Aim of the exercise: Looking at the records below, say how many lines include "true", and add nothing else.

*** Record excerpts Section Begins ***

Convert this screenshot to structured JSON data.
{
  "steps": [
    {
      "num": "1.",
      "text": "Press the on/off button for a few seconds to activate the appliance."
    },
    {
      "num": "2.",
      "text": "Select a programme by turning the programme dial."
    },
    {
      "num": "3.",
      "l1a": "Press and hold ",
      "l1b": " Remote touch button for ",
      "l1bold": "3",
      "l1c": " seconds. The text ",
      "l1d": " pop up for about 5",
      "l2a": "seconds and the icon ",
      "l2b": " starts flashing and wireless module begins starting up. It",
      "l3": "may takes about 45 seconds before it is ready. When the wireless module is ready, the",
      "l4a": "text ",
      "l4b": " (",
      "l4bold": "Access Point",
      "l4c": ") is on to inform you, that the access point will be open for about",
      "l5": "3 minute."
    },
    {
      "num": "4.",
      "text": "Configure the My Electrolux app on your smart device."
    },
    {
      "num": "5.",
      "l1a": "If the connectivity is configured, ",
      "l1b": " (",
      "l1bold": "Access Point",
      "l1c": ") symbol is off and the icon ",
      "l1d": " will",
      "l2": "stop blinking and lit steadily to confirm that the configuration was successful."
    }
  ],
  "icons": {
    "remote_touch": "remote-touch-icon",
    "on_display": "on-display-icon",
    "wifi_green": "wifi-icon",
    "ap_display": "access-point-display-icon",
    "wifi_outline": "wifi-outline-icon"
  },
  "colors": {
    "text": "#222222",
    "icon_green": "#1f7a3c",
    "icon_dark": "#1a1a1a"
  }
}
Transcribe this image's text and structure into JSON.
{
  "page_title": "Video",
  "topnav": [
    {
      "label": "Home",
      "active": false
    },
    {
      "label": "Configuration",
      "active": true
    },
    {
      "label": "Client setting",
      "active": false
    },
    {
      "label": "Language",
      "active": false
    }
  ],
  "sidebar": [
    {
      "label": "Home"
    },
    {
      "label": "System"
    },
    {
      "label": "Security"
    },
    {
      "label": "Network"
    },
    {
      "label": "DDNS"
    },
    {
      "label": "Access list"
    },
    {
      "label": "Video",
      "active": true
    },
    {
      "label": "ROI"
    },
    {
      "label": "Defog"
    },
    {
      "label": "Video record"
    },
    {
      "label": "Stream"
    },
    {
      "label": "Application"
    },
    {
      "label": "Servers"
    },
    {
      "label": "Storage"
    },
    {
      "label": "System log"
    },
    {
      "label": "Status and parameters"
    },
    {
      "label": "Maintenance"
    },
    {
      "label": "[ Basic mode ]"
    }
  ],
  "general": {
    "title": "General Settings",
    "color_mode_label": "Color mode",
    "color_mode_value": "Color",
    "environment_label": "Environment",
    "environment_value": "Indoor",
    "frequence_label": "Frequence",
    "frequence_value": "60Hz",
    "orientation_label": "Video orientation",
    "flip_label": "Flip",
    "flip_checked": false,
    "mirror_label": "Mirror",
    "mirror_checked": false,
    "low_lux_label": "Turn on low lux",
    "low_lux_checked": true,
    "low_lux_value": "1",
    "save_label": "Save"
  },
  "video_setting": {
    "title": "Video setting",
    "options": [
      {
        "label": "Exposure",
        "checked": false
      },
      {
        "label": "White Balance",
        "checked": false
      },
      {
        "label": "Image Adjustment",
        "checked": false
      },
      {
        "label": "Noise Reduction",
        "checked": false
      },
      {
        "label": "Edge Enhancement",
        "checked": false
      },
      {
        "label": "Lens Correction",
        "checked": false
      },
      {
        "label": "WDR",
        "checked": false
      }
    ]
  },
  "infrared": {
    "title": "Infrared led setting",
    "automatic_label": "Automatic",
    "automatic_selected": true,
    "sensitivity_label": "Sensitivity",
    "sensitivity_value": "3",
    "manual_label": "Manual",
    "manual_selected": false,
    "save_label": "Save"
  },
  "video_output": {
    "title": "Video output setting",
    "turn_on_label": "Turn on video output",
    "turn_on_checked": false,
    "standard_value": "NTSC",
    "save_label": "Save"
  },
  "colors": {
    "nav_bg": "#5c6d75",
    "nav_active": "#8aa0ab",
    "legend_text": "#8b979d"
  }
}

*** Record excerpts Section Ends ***

Answer to this task: 4